Connecting with your Inner Healer is the key to a more peaceful world
We are born with an innate love and acceptance of our bodies. However, messages that we get from media and the world conditions our minds and shape our beliefs. These messages tell us that our weight, shape, height, appearance need to be changed.
We start believing that our bodies are somehow defective.
While this conditioning is far more prevalent in women than in men, no one is left untouched.
Many of us become stuck in a place where we are not at peace with our own lives and our bodies. We are constantly looking for quick fixes to repair what we feel is broken.
In addition, we may also believe that what we have is not enough. That we need MORE in order to be happy and successful. More money, bigger cars and bigger houses. Social media only amplifies this focus on what we feel we lack in our lives.
Have you ever paused to ask yourself – whose definition of success and happiness are you working towards? Yours or someone else’s?
If you are not chasing your own dreams, following your own passions and enjoying what you love to to do, then it is a recipe for discontentment, frustration and resentment.
In other words, not being at peace with yourself.
You would not want to be stuck in a place like that, would you?
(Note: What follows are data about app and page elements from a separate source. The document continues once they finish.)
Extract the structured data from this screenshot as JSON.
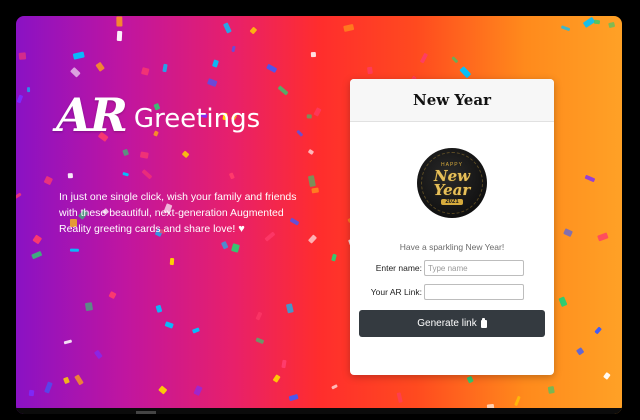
{
  "brand": {
    "ar": "AR",
    "word": "Greetings"
  },
  "tagline": {
    "text": "In just one single click, wish your family and friends with these beautiful, next-generation Augmented Reality greeting cards and share love!",
    "heart": "♥"
  },
  "card": {
    "title": "New Year",
    "badge": {
      "top": "HAPPY",
      "line1": "New",
      "line2": "Year",
      "year": "2021"
    },
    "subtitle": "Have a sparkling New Year!",
    "name_label": "Enter name:",
    "name_placeholder": "Type name",
    "name_value": "",
    "link_label": "Your AR Link:",
    "link_value": "",
    "button_label": "Generate link"
  },
  "colors": {
    "gradient": [
      "#8a12c4",
      "#c015a0",
      "#e8206a",
      "#ff2d2d",
      "#ff4a1f",
      "#ff8a1c",
      "#ffa126"
    ],
    "button": "#343a40",
    "badge_gold": "#d6aa3c"
  },
  "icons": {
    "button_icon": "clipboard-icon",
    "heart_icon": "heart-icon"
  }
}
Neither do I.
We do not heal the past by dwelling there; we heal the past by living fully in the present.Marianne Williamson
The struggle for self-acceptance
Challenges are a part of life.
During the course of our life, we all get wounded, one way or another. This wound may be a physical one in the form of a disease or an accident, or it may be a psychological or an emotional wound due to challenges that we face in our lives. No one is exempt from this – it’s a part of life.
It’s a part of being a living, breathing human being.
However, if you are living with a chronic illness, life can get even more tough.
Your illness may imposed major limitations on your life – what you can and can’t do. Maybe you can’t make plans to go out any more because you are not sure how you will be doing tomorrow. Or you feel exhausted all day even after sleeping more than 10 hours and can’t go for a run or play with your child.
And you struggle to accept this painful reality that is your life.
Infact, the number one regret that people have at their death bed is “I wish I’d had the courage to live a life true to myself, not the life others expected of me”.
There are 4 more regrets that that the author, Ms Bronnie Ware, palliative nurse has captured in her thought provoking book “Top 5 regrets of the dying” and I highly recommend it.
Living a life of purpose
The feeling that accompanies the regret that we were not able to share our unique gifts with the world is a painful one.
What happens when you do share your gifts with the world?
When you figure out what your unique gifts are and share it with the world, you start living a life of purpose that goes beyond your career and your professional life.
You cultivate multiple identities beyond your workplace such as being an author, blogger, artist, social worker, musician and so much more. And as you live up to your full potential, it takes you away from feeling like a “victim” of your circumstances to the “creator” of your own life. With or without a diagnosis.
More importantly, it brings you the peace and satisfaction that you didn’t realise were always craving for.
I have talked about healing as a journey in a recent live and you can watch it here
Becoming an INNER HEALER
As I tell my community, you can’t find inner peace and sustainable health when you are fighting with your body, suppressing it or ignoring it. That is a recipe for being stuck in a WEARY WARRIOR mode, a battle against your own body that you can never hope to win.
Whereas, by making peace with your body, you can learn how to become an INNER HEALER.
You can make your body your friend and allow it to guide you and show you the way. This way you can never really get lost, no matter how difficult and unclear your path is.
However, in order to do this, you need to change the way you look at life, irrespective of whether you have a diagnosis or not.
You need to be honest with yourself and ask yourself questions like
“What do I want from life?
What are my dreams?
What brings me joy?
Am I a part of something that is bigger than myself?
And am I leaving a mark in my corner of the world?”
When you ask yourself these questions and become clear about them, your life changes.
You move from living a life of quiet desperation to a life where you are truly thriving.
And that’s when your healing begins.
Finding peace and healing within
Healing requires that we find ways to nourish our mind and body.
It requires that we pay attention to the messages our body is sending us each day, all day. It asks us to make space for stillness so that we can imbibe empathy, compassion and love in our lives. This helps to balance the constant negativity that bombards us.
This allows us to cultivate HOPE for a better life, even when the possibility seems far fetched.
Our shared humanity comes with universal experiences of growth and pain. Yet, it is through embracing these aspects that we find a common ground for healing.
When each of us commits to this path of self-discovery and self-love, we lay down the path for others to follow.
And that is how we bring peace into this world, starting with ourselves, first.
You can find me at:
- Email: firstname.lastname@example.org
- Instagram: @aninditarungta
- Facebook: https://www.facebook.com/nourishhealconnect/
Anindita is India’s first Functional Medicine certified Health Coach from the Functional Medicine Coaching Academy (FMCA). She is also an AFMC Certified Practitioner from the School of Applied Functional Medicine.
She helps women with autoimmune conditions discover their own power to HEAL using her “BODY-WISE HEALING framework” with their bodies as their GUIDE so that they can feel happy, healthy and at peace in their bodies
She is also the coauthor of a children’s book called “I have eczema so what?” based on the real life story of her daughter’s and family’s experiences